*Work request*
Copy every record exactly as it appears in the data below.

Items listed in a dataset:
****

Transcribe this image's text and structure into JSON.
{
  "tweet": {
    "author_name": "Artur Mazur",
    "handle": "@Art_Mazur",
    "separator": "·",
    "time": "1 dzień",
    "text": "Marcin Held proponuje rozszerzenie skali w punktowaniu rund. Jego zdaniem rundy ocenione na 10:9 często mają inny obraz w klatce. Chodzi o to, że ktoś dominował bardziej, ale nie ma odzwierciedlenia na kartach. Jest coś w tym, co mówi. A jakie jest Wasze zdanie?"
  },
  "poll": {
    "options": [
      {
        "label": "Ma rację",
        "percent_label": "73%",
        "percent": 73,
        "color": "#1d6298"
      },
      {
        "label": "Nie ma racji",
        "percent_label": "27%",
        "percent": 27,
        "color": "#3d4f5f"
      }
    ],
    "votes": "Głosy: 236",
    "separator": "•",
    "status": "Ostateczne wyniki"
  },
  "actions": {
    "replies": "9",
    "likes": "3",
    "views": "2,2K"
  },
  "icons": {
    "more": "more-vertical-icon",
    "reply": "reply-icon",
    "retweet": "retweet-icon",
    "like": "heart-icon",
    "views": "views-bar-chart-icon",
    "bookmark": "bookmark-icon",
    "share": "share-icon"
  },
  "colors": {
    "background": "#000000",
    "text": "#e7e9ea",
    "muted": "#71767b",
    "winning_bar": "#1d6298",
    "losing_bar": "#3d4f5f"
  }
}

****

*Result of the task*
Transcribe this image's text and structure into JSON.
{
  "tweet": {
    "author_name": "Artur Mazur",
    "handle": "@Art_Mazur",
    "separator": "·",
    "time": "1 dzień",
    "text": "Marcin Held proponuje rozszerzenie skali w punktowaniu rund. Jego zdaniem rundy ocenione na 10:9 często mają inny obraz w klatce. Chodzi o to, że ktoś dominował bardziej, ale nie ma odzwierciedlenia na kartach. Jest coś w tym, co mówi. A jakie jest Wasze zdanie?"
  },
  "poll": {
    "options": [
      {
        "label": "Ma rację",
        "percent_label": "73%",
        "percent": 73,
        "color": "#1d6298"
      },
      {
        "label": "Nie ma racji",
        "percent_label": "27%",
        "percent": 27,
        "color": "#3d4f5f"
      }
    ],
    "votes": "Głosy: 236",
    "separator": "•",
    "status": "Ostateczne wyniki"
  },
  "actions": {
    "replies": "9",
    "likes": "3",
    "views": "2,2K"
  },
  "icons": {
    "more": "more-vertical-icon",
    "reply": "reply-icon",
    "retweet": "retweet-icon",
    "like": "heart-icon",
    "views": "views-bar-chart-icon",
    "bookmark": "bookmark-icon",
    "share": "share-icon"
  },
  "colors": {
    "background": "#000000",
    "text": "#e7e9ea",
    "muted": "#71767b",
    "winning_bar": "#1d6298",
    "losing_bar": "#3d4f5f"
  }
}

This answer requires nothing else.